    Taxi driving is certainly not as lucrative as it was in the past, and this is common knowledge. However, to make a living, drivers still flood the roads. If someone leaves, others are eager to take their place.

    What are taxi drivers most criticized for? Of course, it’s when they refuse passengers, take detours, become picky with their passengers, and employ dubious pricing tactics. Certainly, as all quick methods of making money are essentially written in the Criminal Law of the PRC, these behaviors, which frustrate passengers, have long been addressed in professional standards and regulations.

    Once, I heard a female passenger say to her friend, “You know why I never use ride-hailing services?” Her friend gave a few reasons, but she rejected all of them, finally saying, “Most cars on the apps are electric nowadays. With all those batteries, there’s too much radiation!” I can understand this kind of misgiving, but her statement actually has no real basis. Scientific tests prove that the daily electromagnetic radiation we’re exposed to is far from the level that would do harm to our bodies.
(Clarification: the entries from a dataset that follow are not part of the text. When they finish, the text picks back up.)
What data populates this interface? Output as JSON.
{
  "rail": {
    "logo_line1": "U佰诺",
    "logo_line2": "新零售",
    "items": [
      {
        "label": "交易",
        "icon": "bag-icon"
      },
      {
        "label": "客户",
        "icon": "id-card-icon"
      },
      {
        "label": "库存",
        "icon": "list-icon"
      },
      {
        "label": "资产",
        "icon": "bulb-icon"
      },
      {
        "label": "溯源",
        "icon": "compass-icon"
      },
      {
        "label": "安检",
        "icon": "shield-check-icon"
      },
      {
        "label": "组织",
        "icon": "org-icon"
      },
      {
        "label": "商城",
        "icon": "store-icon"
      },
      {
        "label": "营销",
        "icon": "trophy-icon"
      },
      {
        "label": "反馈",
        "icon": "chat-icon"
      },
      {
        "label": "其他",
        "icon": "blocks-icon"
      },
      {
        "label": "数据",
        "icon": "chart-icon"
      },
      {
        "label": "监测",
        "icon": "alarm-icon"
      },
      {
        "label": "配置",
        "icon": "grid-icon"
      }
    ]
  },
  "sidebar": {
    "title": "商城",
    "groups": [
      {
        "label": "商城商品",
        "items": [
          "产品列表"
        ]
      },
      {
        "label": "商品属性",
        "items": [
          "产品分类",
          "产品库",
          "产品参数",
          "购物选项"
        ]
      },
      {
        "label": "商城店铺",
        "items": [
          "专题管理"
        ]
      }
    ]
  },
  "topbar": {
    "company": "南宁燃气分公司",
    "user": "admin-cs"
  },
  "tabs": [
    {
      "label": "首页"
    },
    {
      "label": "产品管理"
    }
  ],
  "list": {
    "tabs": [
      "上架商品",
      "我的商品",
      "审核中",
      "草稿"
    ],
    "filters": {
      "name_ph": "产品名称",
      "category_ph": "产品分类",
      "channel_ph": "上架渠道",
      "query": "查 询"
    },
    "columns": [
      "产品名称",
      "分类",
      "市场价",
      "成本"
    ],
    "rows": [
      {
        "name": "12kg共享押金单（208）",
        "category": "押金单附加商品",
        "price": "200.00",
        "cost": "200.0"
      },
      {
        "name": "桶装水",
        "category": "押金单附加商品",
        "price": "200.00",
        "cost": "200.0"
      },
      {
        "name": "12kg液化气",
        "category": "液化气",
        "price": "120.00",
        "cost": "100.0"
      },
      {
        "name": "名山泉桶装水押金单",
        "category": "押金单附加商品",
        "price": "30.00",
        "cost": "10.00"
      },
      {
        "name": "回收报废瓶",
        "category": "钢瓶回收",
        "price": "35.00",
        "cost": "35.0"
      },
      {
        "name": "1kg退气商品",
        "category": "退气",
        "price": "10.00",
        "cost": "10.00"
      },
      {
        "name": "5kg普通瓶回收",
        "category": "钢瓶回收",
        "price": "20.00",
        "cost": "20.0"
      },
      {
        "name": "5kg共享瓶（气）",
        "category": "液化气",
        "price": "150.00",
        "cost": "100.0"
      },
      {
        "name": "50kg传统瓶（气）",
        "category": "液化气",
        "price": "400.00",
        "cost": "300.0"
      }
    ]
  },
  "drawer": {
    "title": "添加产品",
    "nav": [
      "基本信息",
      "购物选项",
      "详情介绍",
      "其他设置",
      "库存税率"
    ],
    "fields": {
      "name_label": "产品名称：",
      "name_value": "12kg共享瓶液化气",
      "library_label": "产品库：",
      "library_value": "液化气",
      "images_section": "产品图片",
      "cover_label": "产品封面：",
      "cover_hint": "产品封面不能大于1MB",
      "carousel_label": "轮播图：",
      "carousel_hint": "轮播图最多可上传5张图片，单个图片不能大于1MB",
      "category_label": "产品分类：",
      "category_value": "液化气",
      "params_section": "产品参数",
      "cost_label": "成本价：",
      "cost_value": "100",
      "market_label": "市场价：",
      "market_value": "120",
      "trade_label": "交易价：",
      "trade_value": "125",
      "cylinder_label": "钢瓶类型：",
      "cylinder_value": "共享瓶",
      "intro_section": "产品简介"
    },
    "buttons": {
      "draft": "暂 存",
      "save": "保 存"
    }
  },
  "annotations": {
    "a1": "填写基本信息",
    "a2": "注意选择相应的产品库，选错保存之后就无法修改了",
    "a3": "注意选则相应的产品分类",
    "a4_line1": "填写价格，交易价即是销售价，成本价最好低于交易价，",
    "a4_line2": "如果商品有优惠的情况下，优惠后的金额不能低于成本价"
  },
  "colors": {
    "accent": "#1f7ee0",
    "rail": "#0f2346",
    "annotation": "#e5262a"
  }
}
    People find fault with both taxis and ride-hailing apps. Some taxi drivers reject customers, while some ride-hailing drivers take detours. Most of the time, a driver’s performance rarely depends on their affiliation or industry regulations. Rather, it stems from their personal ethics, and what’s more important is whether the companies implement effective discipline, supervision, and accountability measures.

    My work philosophy is simple: Follow your own professional values, strive for skill and dedication in your work, and appreciate the happiness and interest you get in the process. I’m comfortable with my professional ethics, and my skills are improving over time. But how do I take joy in my work?

    I really enjoy driving, and although I’ve not done any research on the subject, there’s an undeniable pleasure in being on the road. When I first began driving a taxi in Shanghai, I didn’t know the roads well, and my phone navigation became an indispensable tool for me and many new drivers — this is a convenience afforded to people by the development of technology. Of course, navigation is just a tool, and you must develop an intuitive feel for the city’s layout. After you become acquainted with the roads, you have a clear map in your mind, allowing you to use navigation as a supplement rather than a crutch.

    As I grew familiar with Shanghai, I felt calm and confident, and I became engaged and active. Unlike Travis from “Taxi Driver,” I don’t feel estranged from the bright lights and liveliness of the city. After all, Shanghai isn’t the New York of that era, and I don’t have any deep-seated trauma. Instead, I feel more like Granny Liu paying a visit to Grand View Garden in the book “Dream of the Red Chamber,” where everything and everyone seems interesting and new. Although sometimes I meet frustrating people, that’s part of life. The city’s efficiency and sophistication are alluring, and one must accept its flaws and the less desirable aspects.

    Life’s most intriguing moments are found in the space between certainty and uncertainty. The certainty: Today, I will drive my taxi, visit a few places, and meet 20-30 passengers. The uncertainty: The specific places I’ll go and the kind of people I’ll encounter. It’s like opening a mystery box or starting a book you’ve never read before — there is so much to look forward to.

    This article, translated by Marianne Gunnarsson, is an excerpt from the book “My Experience Driving a Taxi in Shanghai” by Hei Tao, published by Guangdong People’s Publishing House in March 2024. It is republished here with permission.

    Editors: Xue Ni and Elise Mak.

    (Header image: A promotional photo for the book “My Experience Driving a Taxi in Shanghai.” From @绳子的书与微观世界 on Weibo)